New York magazine has a fascinating story about Bernie Madoff in prison.
The story peers at Madoff as Madoff essentially decompresses from what was 20 years of hell to him, it seems.
Madoff, the man who bilked billions and billions of dollars from his victims, now seems intensely angry at his victims – people who he viewed as greedy.
One day, Shannon Hay, a drug dealer who lived in the same unit in Butner as Madoff, asked about his crimes. “He told me his side. He took money off of people who were rich and greedy and wanted more,” says Hay, who was released in December. People, in other words, who deserved it.
Now, according to the profile by Steve Fishman, Madoff could care less about the fate of those victims.
According to K.C. White, a bank robber and prison artist who escorted a sick friend that evening, Madoff stopped smiling and got angry. “F— my victims,” he said, loud enough for other inmates to hear. “I carried them for twenty years, and now I’m doing 150 years.”
One of the more fascinating pices of Bernie’s life behind bars: He is now BFFs with Jewish cause celebre, convicted spy Jonathan Pollard, who seems to be something of Madoff’s moral conscience:
And so prison offered Madoff a measure of relief. Even his first stop, the hellhole of Metropolitan Correctional Center (MCC), where he was locked down 23 hours a day, was a kind of asylum. He no longer had to fear the knock on the door that would signal “the jig was up,” as he put it. And he no longer had to express what he didn’t feel. Bernie could be himself. Pollard’s former cellmate John Bowler recalls a conversation between Pollard and Madoff: “Bernie was telling a story about an old lady. She was bugging him for her money, so he said to her, ‘Here’s your money,’ and gave her a check. When she saw the amount she says, ‘That’s unbelievable,’ and she says, ‘Take it back.’ And urged her friends [to invest].”

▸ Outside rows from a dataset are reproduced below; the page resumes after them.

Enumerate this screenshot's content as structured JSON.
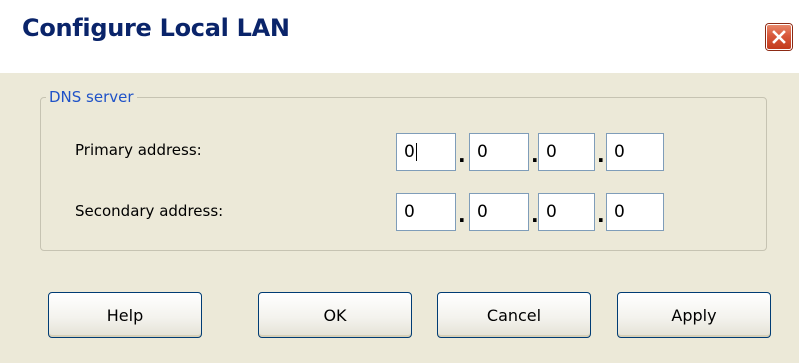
{
  "window": {
    "title": "Configure Local LAN",
    "close_icon": "close-icon"
  },
  "dns_group": {
    "legend": "DNS server",
    "primary": {
      "label": "Primary address:",
      "octets": [
        "0",
        "0",
        "0",
        "0"
      ]
    },
    "secondary": {
      "label": "Secondary address:",
      "octets": [
        "0",
        "0",
        "0",
        "0"
      ]
    },
    "separator": "."
  },
  "buttons": {
    "help": "Help",
    "ok": "OK",
    "cancel": "Cancel",
    "apply": "Apply"
  },
  "colors": {
    "title_text": "#0a246a",
    "legend_text": "#1f52c8",
    "dialog_bg": "#ece9d8",
    "close_button": "#d8573a",
    "button_border": "#003c74",
    "field_border": "#7f9db9"
  }
}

Pollard thought that taking advantage of old ladies was “kind of f—ed up.”
“Well, that’s what I did,” Madoff said matter-of-factly.
“You are going to pay with God,” Pollard warned.
Along the way, Fishman captures accounts of Madoff also lashing out at hedge funders “Just marketers” and the SEC “idiots,” and it seems that Madoff is something of a celebrity in the slammer, where he is respected for the size of his con and other prisoners routinely seek business and investment advice, despite the fact that it has been years since Madoff made a real investment.
Still it also seems that Madoff is not beloved by all, as Fishman writes:
Not all prisoners are part of the Bernie Madoff fan club. “You an inmate, not a convict,” Bowler needled him, pointing out, “You got less than a year in the bucket,” meaning he’d only just arrived in prison. That he isn’t a rat—he’s tried to take all the blame for his Ponzi scheme—and isn’t a child molester counts in his favor. But Madoff isn’t seasoned or tough. “He didn’t know how to take a shower,” says Bowler, now confined in a Lexington, Kentucky, facility. (At Butner, you don’t get undressed until in the shower itself.) He has a reputation for messiness, which isn’t respectful to a cellmate. “He wasn’t prison material,” says one ex-con dismissively. Madoff seemed helpless to some. This former inmate had given himself tattoos with a device he built from a beard trimmer, a toothbrush, and a Bic pen—“A real con can jerry-rig anything,” Bowler told me.
It’s a must-read story.